The market’s not completely about selling food.

“We try to bring outside activities,” Brown said. “We invite Bear Path Acres, a kind of petting zoo that includes rescue animals. There also have been Master Gardeners, who have answered botanical questions.”

For more information, visit the Franklin Farmer’s Market on Facebook, or Downtown Franklin Association at

In nearby Isle of Wight County and the city of Suffolk, the markets are in hibernation.

Come spring, the Smithfield Farmers Market will enter its 10th season, according Kristin Wilda, who has been managing it for two years. The market at the Bank of Southside Virginia parking lot in downtown Smithfield will be open from 9 a.m. to noon every Saturday from May 5 to Oct. 27, with events in spring and the holidays as well.

“We will have a market for Easter (March 31), with vegetable produce then because farmers will be providing greenhouse produce,” said Wilda. “We’re weather-driven.”

She added that the next market will be on April 21 for spring before the May opening.

“I can say with certainty that the numbers have grown,” she said. “We have more vendors and customers.”

For more information, contact Wilda at 375-3031 or

Kevin Hughes, the director of Economic Development in Suffolk, said the Market Park “typically begins in May and closes in October.”

At the market’s start in 2005 there were just five vendors, and that’s grown to 18 farmers participating in the past year “with more and more interested,” Hughes said.

Due to that growth, this spring the vendors will move from being sheltered under tents by the train station on North Main Street to a nearby permanent site. The pavilion will be on East Constance Road behind the Visitors Center at the corner with North Main. There will be 90 parking spaces.

“This will bring a lot more activity to the site,” he said.

The center had previously been leased in the restored Prentis House. The move came about after a study was done that counted 9,000 vehicles regularly passed the center’s previous spot, compared with 44,000 by the Visitors Center today, Hughes said.

“Also it’s a safer location (at the pavilion). Storms would come in and push tents around to the railroad tracks,” he said.

As for expanding the market to the winter months, “probably not this year,” said Hughes. “Possibly next year.”

In addition to selling fruits, vegetables and other foods, “Family Fun Days” will be implemented.

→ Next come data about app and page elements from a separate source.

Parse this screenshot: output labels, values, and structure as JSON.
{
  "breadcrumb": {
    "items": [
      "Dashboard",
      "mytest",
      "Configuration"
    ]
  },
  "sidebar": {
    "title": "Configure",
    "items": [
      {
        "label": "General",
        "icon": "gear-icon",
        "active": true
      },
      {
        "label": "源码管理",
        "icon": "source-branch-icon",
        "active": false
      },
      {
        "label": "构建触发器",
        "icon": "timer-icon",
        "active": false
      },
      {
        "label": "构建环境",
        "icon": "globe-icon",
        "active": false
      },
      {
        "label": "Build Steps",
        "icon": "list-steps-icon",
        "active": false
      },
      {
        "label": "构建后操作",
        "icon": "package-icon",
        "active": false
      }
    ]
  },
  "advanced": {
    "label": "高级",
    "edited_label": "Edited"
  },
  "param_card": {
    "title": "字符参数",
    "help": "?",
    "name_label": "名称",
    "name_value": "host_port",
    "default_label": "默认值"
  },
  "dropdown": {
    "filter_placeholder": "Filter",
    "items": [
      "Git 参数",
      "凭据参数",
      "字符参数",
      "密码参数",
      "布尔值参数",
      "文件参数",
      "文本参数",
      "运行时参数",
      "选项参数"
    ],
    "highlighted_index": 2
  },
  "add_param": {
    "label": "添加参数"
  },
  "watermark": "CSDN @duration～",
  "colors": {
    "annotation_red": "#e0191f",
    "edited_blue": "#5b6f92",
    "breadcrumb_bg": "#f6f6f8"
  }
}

“People want a day with activities, and not just shop,” Hughes said.

There will be four to five events this season.

For more information, call the Suffolk Division of Tourism at 514-4130.